2. Consider your alternatives.
Do you have a specific person in mind or an idea of the type of buyer to whom you’d like to sell your financial practice? If you’re considering selling to another FA in your practice, be aware that many advisers neglect to plan far enough in advance to actually make that a feasible option. Advisors can easily end up in a situation where either the heir-apparent gets weary of waiting and leaves, or their firm becomes too pricey as it grows in size and AUM. Once a firm’s AUM surpasses $500 million, selling internally becomes increasingly challenging.
Reporting sources claim that firm valuations have consistently risen since 2008, eclipsing previous highs in recent years. In today’s market, a founder or management team who chooses to sell externally may obtain twice as much as they would if they were to sell internally.
According to Dimensional Fund Advisors’ 2020 Global Advisor Study, which gathered data from almost 1,000 independent advising companies worldwide, failing to plan ahead is the number one reason why owners have difficulty selling their book and reaching their goals. Only 44% of firms currently claim to have a succession strategy in place, while 73% of financial advisors have not prepared a succession plan.
3. It’s not just about the money.
What resources and experience will your next partner bring to the table? What will your business look like after the acquisition?
We’ll be the first to tell you that not every buyer is the same. What a buyer chooses to keep or get rid of differs from person to person. Some may follow a more “my way or the highway approach,” while others may support the seller in keeping their brand, technology, and employees. That’s why it’s so important for sellers to come up with a working model that meets all of their needs, prior to choosing a buyer.
Other questions to ask yourself include:

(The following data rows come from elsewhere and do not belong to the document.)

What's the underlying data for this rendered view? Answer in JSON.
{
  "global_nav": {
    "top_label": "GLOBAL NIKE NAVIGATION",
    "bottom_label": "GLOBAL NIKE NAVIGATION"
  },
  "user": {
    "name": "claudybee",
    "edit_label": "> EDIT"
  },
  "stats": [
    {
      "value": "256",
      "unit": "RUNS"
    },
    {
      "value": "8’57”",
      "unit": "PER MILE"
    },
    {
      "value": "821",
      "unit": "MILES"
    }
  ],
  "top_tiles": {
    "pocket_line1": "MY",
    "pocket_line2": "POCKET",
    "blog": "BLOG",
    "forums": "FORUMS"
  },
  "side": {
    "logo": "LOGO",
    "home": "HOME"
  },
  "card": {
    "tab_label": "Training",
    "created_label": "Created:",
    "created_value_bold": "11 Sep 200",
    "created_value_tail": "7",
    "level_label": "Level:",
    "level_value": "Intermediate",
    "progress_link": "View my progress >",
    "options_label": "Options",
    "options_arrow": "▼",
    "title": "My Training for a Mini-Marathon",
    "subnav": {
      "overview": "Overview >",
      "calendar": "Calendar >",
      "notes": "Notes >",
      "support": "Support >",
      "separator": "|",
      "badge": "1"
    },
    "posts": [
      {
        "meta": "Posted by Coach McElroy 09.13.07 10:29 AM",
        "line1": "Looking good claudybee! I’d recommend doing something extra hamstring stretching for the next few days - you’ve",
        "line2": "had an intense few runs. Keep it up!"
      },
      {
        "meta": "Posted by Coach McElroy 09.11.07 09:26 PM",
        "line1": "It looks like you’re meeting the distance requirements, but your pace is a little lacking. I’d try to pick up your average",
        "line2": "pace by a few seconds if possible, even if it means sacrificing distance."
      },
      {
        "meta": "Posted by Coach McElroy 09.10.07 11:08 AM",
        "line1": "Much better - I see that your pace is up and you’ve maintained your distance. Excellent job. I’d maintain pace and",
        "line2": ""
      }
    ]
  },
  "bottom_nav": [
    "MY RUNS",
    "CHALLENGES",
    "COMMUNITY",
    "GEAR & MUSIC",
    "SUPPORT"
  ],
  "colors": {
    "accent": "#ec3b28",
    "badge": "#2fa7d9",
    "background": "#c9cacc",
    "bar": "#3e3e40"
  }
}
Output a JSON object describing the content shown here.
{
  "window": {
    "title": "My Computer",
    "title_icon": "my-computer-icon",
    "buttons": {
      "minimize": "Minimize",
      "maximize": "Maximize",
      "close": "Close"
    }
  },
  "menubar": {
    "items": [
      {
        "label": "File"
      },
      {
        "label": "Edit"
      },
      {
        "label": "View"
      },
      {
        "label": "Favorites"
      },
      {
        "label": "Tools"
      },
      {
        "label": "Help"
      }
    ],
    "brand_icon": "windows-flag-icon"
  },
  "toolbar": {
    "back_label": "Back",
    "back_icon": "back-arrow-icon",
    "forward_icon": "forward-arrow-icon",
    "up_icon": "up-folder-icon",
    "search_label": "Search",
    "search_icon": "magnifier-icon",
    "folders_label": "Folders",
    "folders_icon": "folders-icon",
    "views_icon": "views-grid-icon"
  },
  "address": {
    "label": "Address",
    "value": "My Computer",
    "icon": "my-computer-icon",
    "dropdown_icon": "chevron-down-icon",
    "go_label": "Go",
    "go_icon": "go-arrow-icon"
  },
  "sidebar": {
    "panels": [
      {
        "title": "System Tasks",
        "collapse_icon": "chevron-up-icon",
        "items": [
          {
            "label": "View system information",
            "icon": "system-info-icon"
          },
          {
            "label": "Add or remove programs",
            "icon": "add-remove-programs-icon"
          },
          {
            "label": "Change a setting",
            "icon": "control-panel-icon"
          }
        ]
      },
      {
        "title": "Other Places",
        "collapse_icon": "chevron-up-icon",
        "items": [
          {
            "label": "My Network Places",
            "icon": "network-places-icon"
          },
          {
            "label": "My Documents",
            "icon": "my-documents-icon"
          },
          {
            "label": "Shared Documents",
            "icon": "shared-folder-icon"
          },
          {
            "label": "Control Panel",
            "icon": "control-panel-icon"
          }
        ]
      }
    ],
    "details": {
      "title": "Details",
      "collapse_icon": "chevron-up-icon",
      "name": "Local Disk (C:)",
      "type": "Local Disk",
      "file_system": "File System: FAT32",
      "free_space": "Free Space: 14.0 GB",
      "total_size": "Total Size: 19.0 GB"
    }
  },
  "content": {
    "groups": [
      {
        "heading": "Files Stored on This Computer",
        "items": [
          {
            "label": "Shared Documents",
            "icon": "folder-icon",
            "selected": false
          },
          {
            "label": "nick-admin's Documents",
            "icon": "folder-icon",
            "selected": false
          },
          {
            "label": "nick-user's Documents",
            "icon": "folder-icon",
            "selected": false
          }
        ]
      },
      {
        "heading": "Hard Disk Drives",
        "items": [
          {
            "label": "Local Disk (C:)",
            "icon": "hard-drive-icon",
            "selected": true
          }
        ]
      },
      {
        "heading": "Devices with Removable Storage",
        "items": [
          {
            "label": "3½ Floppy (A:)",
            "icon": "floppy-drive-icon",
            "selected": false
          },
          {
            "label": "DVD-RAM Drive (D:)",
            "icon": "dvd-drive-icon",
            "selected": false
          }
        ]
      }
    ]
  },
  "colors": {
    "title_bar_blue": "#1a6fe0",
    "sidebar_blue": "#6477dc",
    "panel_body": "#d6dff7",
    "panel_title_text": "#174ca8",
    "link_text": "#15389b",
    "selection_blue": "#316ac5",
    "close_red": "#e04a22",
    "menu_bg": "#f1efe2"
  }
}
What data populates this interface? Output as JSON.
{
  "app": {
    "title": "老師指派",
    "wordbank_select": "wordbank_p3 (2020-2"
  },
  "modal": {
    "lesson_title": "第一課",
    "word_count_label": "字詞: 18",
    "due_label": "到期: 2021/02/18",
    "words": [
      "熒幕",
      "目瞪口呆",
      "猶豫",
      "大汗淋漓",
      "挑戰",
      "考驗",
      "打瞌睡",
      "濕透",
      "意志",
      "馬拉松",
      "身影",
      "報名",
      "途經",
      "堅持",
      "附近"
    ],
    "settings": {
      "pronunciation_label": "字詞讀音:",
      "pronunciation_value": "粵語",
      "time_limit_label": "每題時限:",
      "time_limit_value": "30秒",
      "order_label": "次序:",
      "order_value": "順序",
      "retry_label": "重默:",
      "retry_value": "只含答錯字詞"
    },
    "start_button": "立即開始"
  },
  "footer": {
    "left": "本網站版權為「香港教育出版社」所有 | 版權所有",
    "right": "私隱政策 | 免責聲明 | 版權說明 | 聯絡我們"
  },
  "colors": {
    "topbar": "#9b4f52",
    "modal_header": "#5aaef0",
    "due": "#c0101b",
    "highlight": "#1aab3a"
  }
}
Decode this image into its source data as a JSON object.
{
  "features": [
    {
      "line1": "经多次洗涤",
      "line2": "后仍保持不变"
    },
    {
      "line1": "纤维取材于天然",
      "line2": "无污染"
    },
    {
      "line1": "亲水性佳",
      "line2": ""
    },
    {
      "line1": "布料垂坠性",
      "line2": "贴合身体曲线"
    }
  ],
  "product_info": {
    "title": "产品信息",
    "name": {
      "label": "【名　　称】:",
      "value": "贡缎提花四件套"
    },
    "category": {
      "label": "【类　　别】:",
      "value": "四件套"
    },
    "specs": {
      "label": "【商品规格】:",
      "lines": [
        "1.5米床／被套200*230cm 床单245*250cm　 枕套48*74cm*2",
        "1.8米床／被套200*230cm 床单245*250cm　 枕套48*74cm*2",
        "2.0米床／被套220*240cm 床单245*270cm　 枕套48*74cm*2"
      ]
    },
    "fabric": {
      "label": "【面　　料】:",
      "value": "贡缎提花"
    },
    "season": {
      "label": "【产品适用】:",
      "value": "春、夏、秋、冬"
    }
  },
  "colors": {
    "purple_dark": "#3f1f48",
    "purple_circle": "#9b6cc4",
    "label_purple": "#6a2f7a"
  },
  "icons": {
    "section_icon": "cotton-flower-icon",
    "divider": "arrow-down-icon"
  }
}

- What do you want your role to be after the acquisition, and how much input do you want to have in decision-making?
- Will the sales team have a voice at the management level?
- How will a sale affect your employees and clients?
- Does the acquiring firm have adequate transition services?
If you’re ready to grow your practice, finding a mutually-beneficial collaboration is of the utmost importance. Knowing that a buyer is committed to expanding your goals and client base will provide your company with the space and resources it needs to succeed. After all, whoever you choose to allow to purchase your firm will ultimately be the one to carry on your legacy.
Find a knowledgeable team to advise you throughout the process.
AdvisorLaw has proven experience in successfully navigating and completing these types of transactions for financial advisors, wealth managers, and RIAs. Our team can handle all aspects of your transaction — from valuation to closing — in one, centralized location. We are a one-of-a-kind M&A consulting firm that was built from the ground up, with business owners in mind. We offer a unique perspective of the industry’s landscape because we represent advisors in all parts of the process, including valuations and sourcing buyers and sellers.
Clifton Larson Allen (CLA), a consensus perennial top-10 CPA firm, collaborated with AdvisorLaw in the development of our valuation tool, which is customized to value wealth management practices. In addition to book appraisal, our reporting provides SWOT (strengths, weaknesses, opportunities, and threats) analysis, industry comparisons, deal scenarios, hypothetical tax scenarios, and more — at no charge to the seller.
In addition to merger and acquisition services, AdvisorLaw also offers disclosure expungement advice. For more than a decade, our team has been effectively eliminating erroneous and fraudulent disclosures from the public record. We recently achieved our 2,000th disclosure expungement. We can help increase your sell price by removing negative disclosures from advisors’ records. When you want to make the most of your advisors’ one chance at expungement, trust the experts.
Are you ready to take the next step and begin the process of selling your business? If so, contact AdvisorLaw today for a complimentary consultation.